Each entry should be printed exactly, with its images omitted.

(Task inputs Opens)

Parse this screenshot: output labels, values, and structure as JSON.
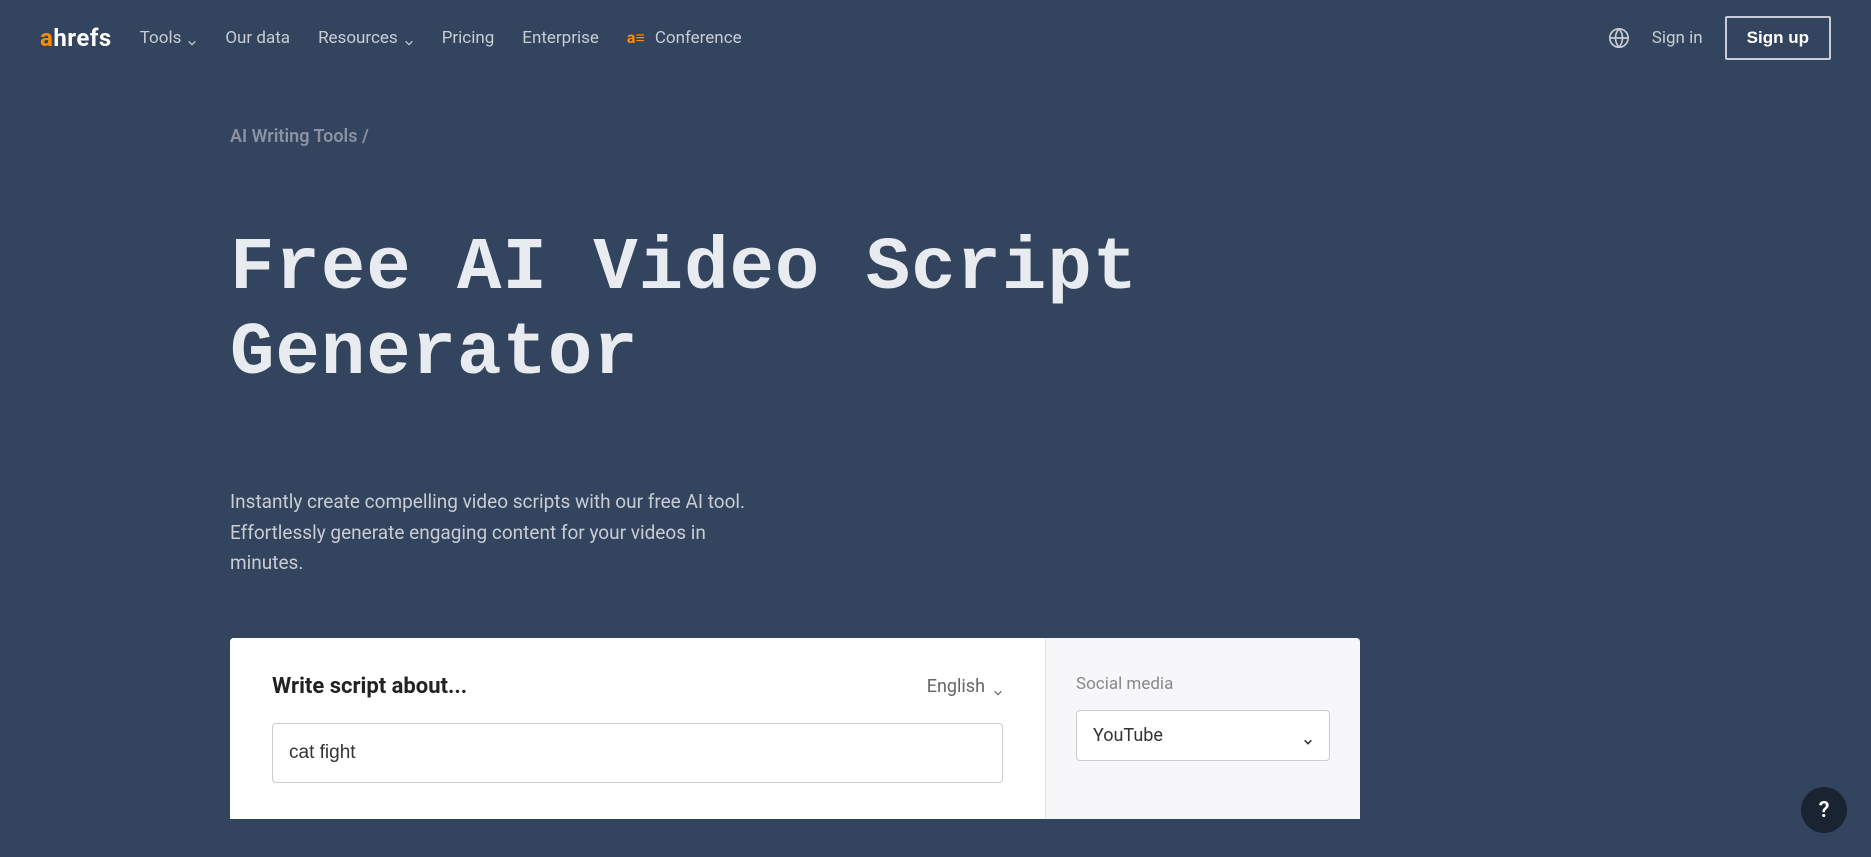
{
  "header": {
    "logo_a": "a",
    "logo_rest": "hrefs",
    "nav": {
      "tools": "Tools",
      "our_data": "Our data",
      "resources": "Resources",
      "pricing": "Pricing",
      "enterprise": "Enterprise",
      "conference": "Conference"
    },
    "sign_in": "Sign in",
    "sign_up": "Sign up"
  },
  "breadcrumb": "AI Writing Tools /",
  "hero": {
    "title": "Free AI Video Script Generator",
    "subtitle": "Instantly create compelling video scripts with our free AI tool. Effortlessly generate engaging content for your videos in minutes."
  },
  "form": {
    "label": "Write script about...",
    "language": "English",
    "input_value": "cat fight",
    "side_label": "Social media",
    "social_value": "YouTube"
  },
  "help": "?"
}
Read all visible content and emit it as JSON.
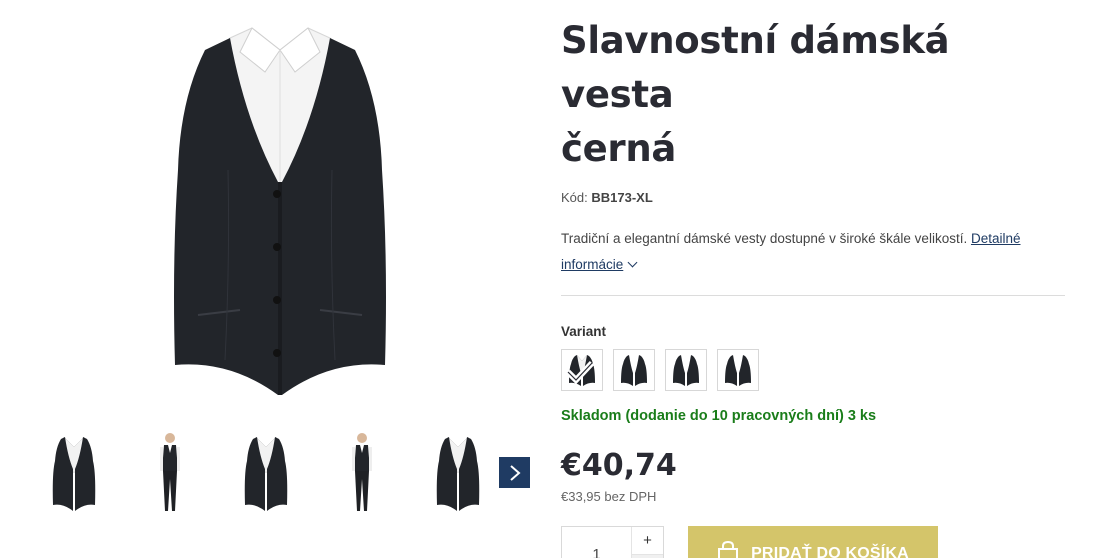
{
  "product": {
    "title_line1": "Slavnostní dámská vesta",
    "title_line2": "černá",
    "code_label": "Kód:",
    "code_value": "BB173-XL",
    "description": "Tradiční a elegantní dámské vesty dostupné v široké škále velikostí.",
    "details_link": "Detailné informácie",
    "variant_label": "Variant",
    "variants": [
      "vest-with-shirt",
      "vest-black",
      "vest-black",
      "vest-black"
    ],
    "selected_variant": 0,
    "stock": "Skladom (dodanie do 10 pracovných dní) 3 ks",
    "price": "€40,74",
    "price_net": "€33,95 bez DPH",
    "quantity": "1",
    "qty_plus": "+",
    "qty_minus": "-",
    "add_to_cart": "PRIDAŤ DO KOŠÍKA"
  },
  "gallery": {
    "thumbnails": [
      "vest",
      "full-outfit",
      "vest",
      "full-outfit",
      "vest"
    ],
    "next_icon": "chevron-right-icon"
  },
  "colors": {
    "accent_blue": "#1f3b63",
    "cart_button": "#d4c56a",
    "stock_green": "#1a7d1a"
  }
}
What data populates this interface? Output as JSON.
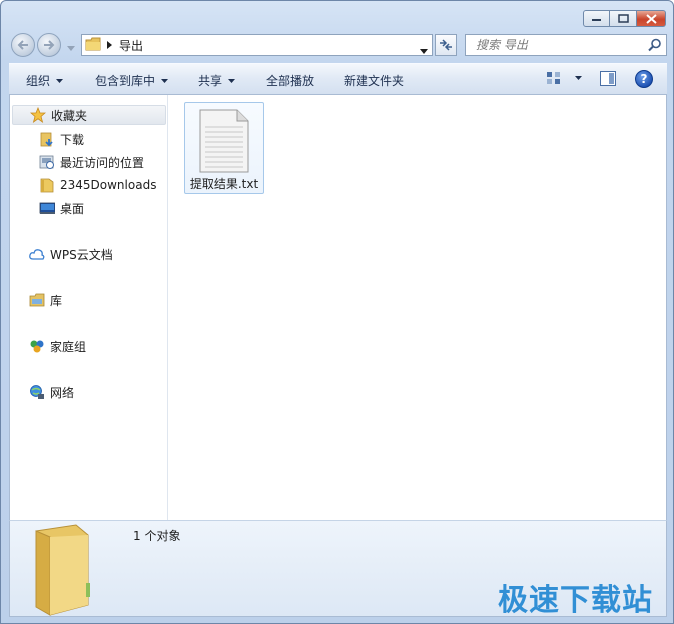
{
  "window": {
    "caption_buttons": [
      "minimize",
      "maximize",
      "close"
    ]
  },
  "nav": {
    "current_folder": "导出",
    "search_placeholder": "搜索 导出"
  },
  "toolbar": {
    "organize": "组织",
    "include_in_library": "包含到库中",
    "share": "共享",
    "play_all": "全部播放",
    "new_folder": "新建文件夹",
    "help_label": "?"
  },
  "sidebar": {
    "favorites": "收藏夹",
    "favorites_items": [
      {
        "label": "下载",
        "icon": "download-folder-icon"
      },
      {
        "label": "最近访问的位置",
        "icon": "recent-places-icon"
      },
      {
        "label": "2345Downloads",
        "icon": "folder-icon"
      },
      {
        "label": "桌面",
        "icon": "desktop-icon"
      }
    ],
    "wps_cloud": "WPS云文档",
    "libraries": "库",
    "homegroup": "家庭组",
    "network": "网络"
  },
  "files": [
    {
      "name": "提取结果.txt",
      "icon": "text-document-icon"
    }
  ],
  "details": {
    "count_text": "1 个对象"
  },
  "watermark": {
    "text": "极速下载站"
  },
  "colors": {
    "frame": "#c3d6ee",
    "selection_border": "#a6c8ea",
    "watermark": "#1f86d2"
  }
}
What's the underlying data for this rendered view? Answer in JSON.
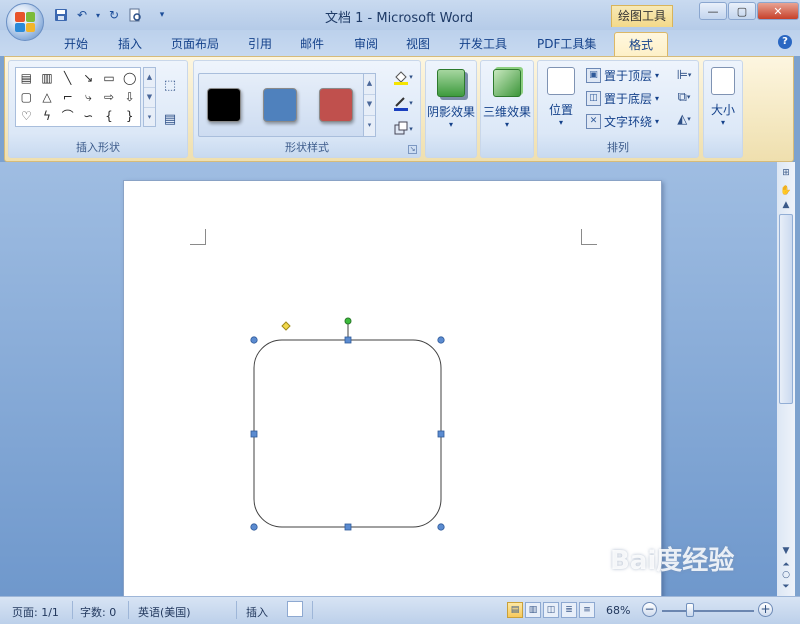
{
  "window": {
    "title": "文档 1 - Microsoft Word",
    "context_tab_label": "绘图工具",
    "minimize": "—",
    "maximize": "▢",
    "close": "✕"
  },
  "quick_access": [
    "save-icon",
    "undo-icon",
    "redo-icon",
    "print-preview-icon",
    "customize-icon"
  ],
  "tabs": [
    {
      "label": "开始"
    },
    {
      "label": "插入"
    },
    {
      "label": "页面布局"
    },
    {
      "label": "引用"
    },
    {
      "label": "邮件"
    },
    {
      "label": "审阅"
    },
    {
      "label": "视图"
    },
    {
      "label": "开发工具"
    },
    {
      "label": "PDF工具集"
    },
    {
      "label": "格式",
      "active": true
    }
  ],
  "ribbon": {
    "insert_shapes": {
      "label": "插入形状"
    },
    "shape_styles": {
      "label": "形状样式",
      "swatch_colors": [
        "#000000",
        "#4f81bd",
        "#c0504d"
      ]
    },
    "shadow": {
      "label": "阴影效果"
    },
    "three_d": {
      "label": "三维效果"
    },
    "arrange": {
      "label": "排列",
      "position": "位置",
      "bring_to_front": "置于顶层",
      "send_to_back": "置于底层",
      "text_wrap": "文字环绕"
    },
    "size": {
      "label": "大小"
    }
  },
  "status": {
    "page": "页面: 1/1",
    "words": "字数: 0",
    "language": "英语(美国)",
    "mode": "插入",
    "zoom": "68%"
  },
  "watermark": "Bai度经验",
  "colors": {
    "accent": "#15428b",
    "ribbon_bg": "#dce8f7",
    "active_tab": "#fdf0c6",
    "shape_stroke": "#404040",
    "handle": "#5b8bd0",
    "rotate_handle": "#3cbc3c",
    "adjust_handle": "#f2d84b"
  }
}
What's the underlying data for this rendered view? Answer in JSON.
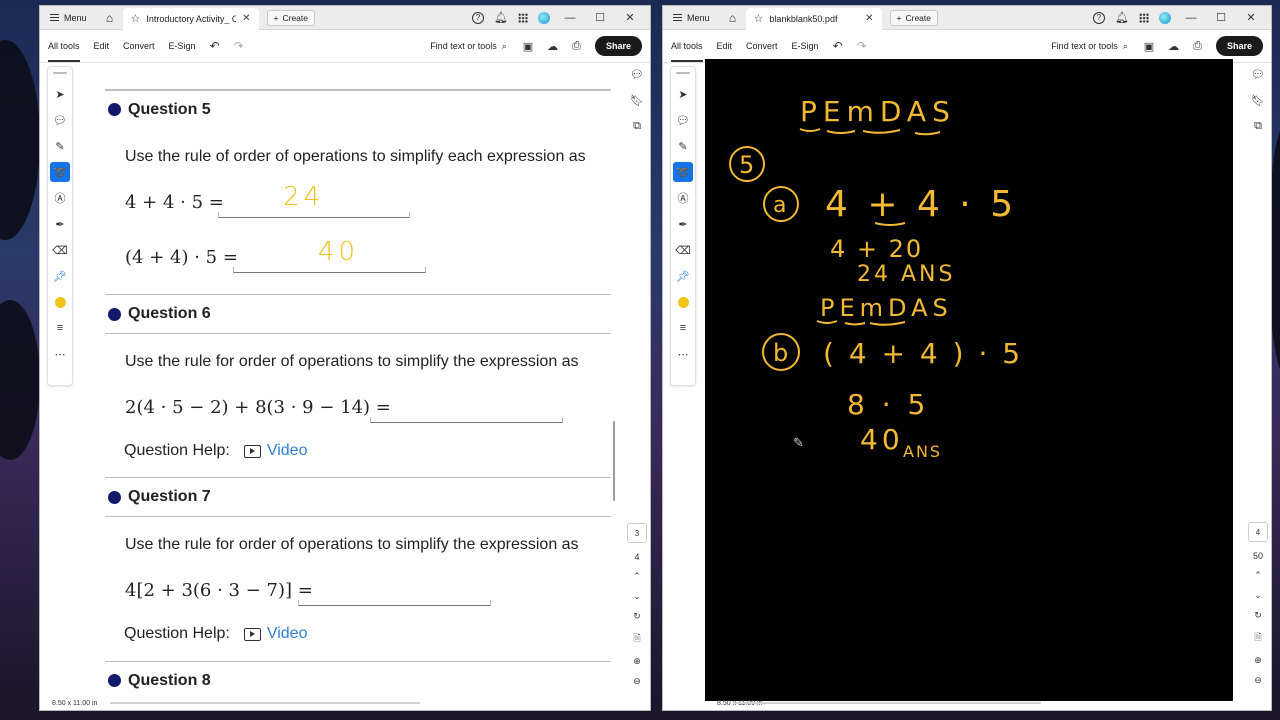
{
  "left_window": {
    "menu_label": "Menu",
    "tab_title": "Introductory Activity_ Or...",
    "create_label": "Create",
    "toolbar": {
      "all_tools": "All tools",
      "edit": "Edit",
      "convert": "Convert",
      "esign": "E-Sign",
      "find": "Find text or tools",
      "share": "Share"
    },
    "page_nav": {
      "current": "3",
      "total": "4"
    },
    "page_size": "8.50 x 11.00 in",
    "document": {
      "questions": [
        {
          "title": "Question 5",
          "prompt": "Use the rule of order of operations to simplify each expression as",
          "items": [
            {
              "expr": "4 + 4 · 5 =",
              "answer": "24"
            },
            {
              "expr": "(4 + 4) · 5 =",
              "answer": "40"
            }
          ]
        },
        {
          "title": "Question 6",
          "prompt": "Use the rule for order of operations to simplify the expression as",
          "expr": "2(4 · 5 − 2) + 8(3 · 9 − 14) =",
          "help_label": "Question Help:",
          "video_label": "Video"
        },
        {
          "title": "Question 7",
          "prompt": "Use the rule for order of operations to simplify the expression as",
          "expr": "4[2 + 3(6 · 3 − 7)] =",
          "help_label": "Question Help:",
          "video_label": "Video"
        },
        {
          "title": "Question 8"
        }
      ]
    }
  },
  "right_window": {
    "menu_label": "Menu",
    "tab_title": "blankblank50.pdf",
    "create_label": "Create",
    "toolbar": {
      "all_tools": "All tools",
      "edit": "Edit",
      "convert": "Convert",
      "esign": "E-Sign",
      "find": "Find text or tools",
      "share": "Share"
    },
    "page_nav": {
      "current": "4",
      "total": "50"
    },
    "page_size": "8.50 x 11.00 in",
    "handwriting": {
      "pemdas_1": "PEmDAS",
      "question_num": "5",
      "part_a": "a",
      "a_expr": "4 + 4 · 5",
      "a_step1": "4 + 20",
      "a_step2": "24 ANS",
      "pemdas_2": "PEmDAS",
      "part_b": "b",
      "b_expr": "( 4 + 4 ) · 5",
      "b_step1": "8 · 5",
      "b_answer": "40",
      "b_ans_label": "ANS"
    }
  },
  "colors": {
    "ink": "#f2b933",
    "bullet": "#111a6b",
    "link": "#2f7fd6",
    "tool_selected": "#1473e6"
  }
}
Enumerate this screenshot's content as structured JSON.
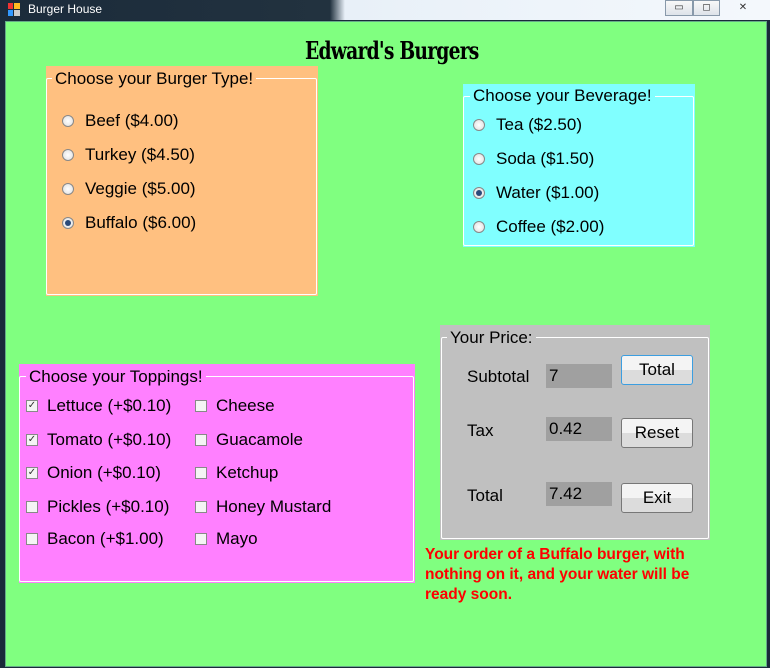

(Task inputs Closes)

**Reply to the exercise:**
Parse this screenshot: output labels, values, and structure as JSON.
{
  "header": {
    "logo_a": "a",
    "logo_rest": "hrefs",
    "nav": {
      "tools": "Tools",
      "our_data": "Our data",
      "resources": "Resources",
      "pricing": "Pricing",
      "enterprise": "Enterprise",
      "conference": "Conference"
    },
    "sign_in": "Sign in",
    "sign_up": "Sign up"
  },
  "breadcrumb": "AI Writing Tools /",
  "hero": {
    "title": "Free AI Video Script Generator",
    "subtitle": "Instantly create compelling video scripts with our free AI tool. Effortlessly generate engaging content for your videos in minutes."
  },
  "form": {
    "label": "Write script about...",
    "language": "English",
    "input_value": "cat fight",
    "side_label": "Social media",
    "social_value": "YouTube"
  },
  "help": "?"
}
Read all visible content and emit it as JSON.
{
  "product": {
    "title_line1": "Slavnostní dámská vesta",
    "title_line2": "černá",
    "code_label": "Kód:",
    "code_value": "BB173-XL",
    "description": "Tradiční a elegantní dámské vesty dostupné v široké škále velikostí.",
    "details_link": "Detailné informácie",
    "variant_label": "Variant",
    "variants": [
      "vest-with-shirt",
      "vest-black",
      "vest-black",
      "vest-black"
    ],
    "selected_variant": 0,
    "stock": "Skladom (dodanie do 10 pracovných dní) 3 ks",
    "price": "€40,74",
    "price_net": "€33,95 bez DPH",
    "quantity": "1",
    "qty_plus": "+",
    "qty_minus": "-",
    "add_to_cart": "PRIDAŤ DO KOŠÍKA"
  },
  "gallery": {
    "thumbnails": [
      "vest",
      "full-outfit",
      "vest",
      "full-outfit",
      "vest"
    ],
    "next_icon": "chevron-right-icon"
  },
  "colors": {
    "accent_blue": "#1f3b63",
    "cart_button": "#d4c56a",
    "stock_green": "#1a7d1a"
  }
}
What data populates this interface? Output as JSON.
{
  "window": {
    "caption_buttons": [
      "minimize",
      "maximize",
      "close"
    ]
  },
  "nav": {
    "current_folder": "导出",
    "search_placeholder": "搜索 导出"
  },
  "toolbar": {
    "organize": "组织",
    "include_in_library": "包含到库中",
    "share": "共享",
    "play_all": "全部播放",
    "new_folder": "新建文件夹",
    "help_label": "?"
  },
  "sidebar": {
    "favorites": "收藏夹",
    "favorites_items": [
      {
        "label": "下载",
        "icon": "download-folder-icon"
      },
      {
        "label": "最近访问的位置",
        "icon": "recent-places-icon"
      },
      {
        "label": "2345Downloads",
        "icon": "folder-icon"
      },
      {
        "label": "桌面",
        "icon": "desktop-icon"
      }
    ],
    "wps_cloud": "WPS云文档",
    "libraries": "库",
    "homegroup": "家庭组",
    "network": "网络"
  },
  "files": [
    {
      "name": "提取结果.txt",
      "icon": "text-document-icon"
    }
  ],
  "details": {
    "count_text": "1 个对象"
  },
  "watermark": {
    "text": "极速下载站"
  },
  "colors": {
    "frame": "#c3d6ee",
    "selection_border": "#a6c8ea",
    "watermark": "#1f86d2"
  }
}
What's the underlying data for this rendered view? Answer in JSON.
{
  "window": {
    "title": "文档 1 - Microsoft Word",
    "context_tab_label": "绘图工具",
    "minimize": "—",
    "maximize": "▢",
    "close": "✕"
  },
  "quick_access": [
    "save-icon",
    "undo-icon",
    "redo-icon",
    "print-preview-icon",
    "customize-icon"
  ],
  "tabs": [
    {
      "label": "开始"
    },
    {
      "label": "插入"
    },
    {
      "label": "页面布局"
    },
    {
      "label": "引用"
    },
    {
      "label": "邮件"
    },
    {
      "label": "审阅"
    },
    {
      "label": "视图"
    },
    {
      "label": "开发工具"
    },
    {
      "label": "PDF工具集"
    },
    {
      "label": "格式",
      "active": true
    }
  ],
  "ribbon": {
    "insert_shapes": {
      "label": "插入形状"
    },
    "shape_styles": {
      "label": "形状样式",
      "swatch_colors": [
        "#000000",
        "#4f81bd",
        "#c0504d"
      ]
    },
    "shadow": {
      "label": "阴影效果"
    },
    "three_d": {
      "label": "三维效果"
    },
    "arrange": {
      "label": "排列",
      "position": "位置",
      "bring_to_front": "置于顶层",
      "send_to_back": "置于底层",
      "text_wrap": "文字环绕"
    },
    "size": {
      "label": "大小"
    }
  },
  "status": {
    "page": "页面: 1/1",
    "words": "字数: 0",
    "language": "英语(美国)",
    "mode": "插入",
    "zoom": "68%"
  },
  "watermark": "Bai度经验",
  "colors": {
    "accent": "#15428b",
    "ribbon_bg": "#dce8f7",
    "active_tab": "#fdf0c6",
    "shape_stroke": "#404040",
    "handle": "#5b8bd0",
    "rotate_handle": "#3cbc3c",
    "adjust_handle": "#f2d84b"
  }
}
What's the underlying data for this rendered view? Answer in JSON.
{
  "left_window": {
    "menu_label": "Menu",
    "tab_title": "Introductory Activity_ Or...",
    "create_label": "Create",
    "toolbar": {
      "all_tools": "All tools",
      "edit": "Edit",
      "convert": "Convert",
      "esign": "E-Sign",
      "find": "Find text or tools",
      "share": "Share"
    },
    "page_nav": {
      "current": "3",
      "total": "4"
    },
    "page_size": "8.50 x 11.00 in",
    "document": {
      "questions": [
        {
          "title": "Question 5",
          "prompt": "Use the rule of order of operations to simplify each expression as",
          "items": [
            {
              "expr": "4 + 4 · 5 =",
              "answer": "24"
            },
            {
              "expr": "(4 + 4) · 5 =",
              "answer": "40"
            }
          ]
        },
        {
          "title": "Question 6",
          "prompt": "Use the rule for order of operations to simplify the expression as",
          "expr": "2(4 · 5 − 2) + 8(3 · 9 − 14) =",
          "help_label": "Question Help:",
          "video_label": "Video"
        },
        {
          "title": "Question 7",
          "prompt": "Use the rule for order of operations to simplify the expression as",
          "expr": "4[2 + 3(6 · 3 − 7)] =",
          "help_label": "Question Help:",
          "video_label": "Video"
        },
        {
          "title": "Question 8"
        }
      ]
    }
  },
  "right_window": {
    "menu_label": "Menu",
    "tab_title": "blankblank50.pdf",
    "create_label": "Create",
    "toolbar": {
      "all_tools": "All tools",
      "edit": "Edit",
      "convert": "Convert",
      "esign": "E-Sign",
      "find": "Find text or tools",
      "share": "Share"
    },
    "page_nav": {
      "current": "4",
      "total": "50"
    },
    "page_size": "8.50 x 11.00 in",
    "handwriting": {
      "pemdas_1": "PEmDAS",
      "question_num": "5",
      "part_a": "a",
      "a_expr": "4 + 4 · 5",
      "a_step1": "4 + 20",
      "a_step2": "24 ANS",
      "pemdas_2": "PEmDAS",
      "part_b": "b",
      "b_expr": "( 4 + 4 ) · 5",
      "b_step1": "8 · 5",
      "b_answer": "40",
      "b_ans_label": "ANS"
    }
  },
  "colors": {
    "ink": "#f2b933",
    "bullet": "#111a6b",
    "link": "#2f7fd6",
    "tool_selected": "#1473e6"
  }
}
Enumerate this screenshot's content as structured JSON.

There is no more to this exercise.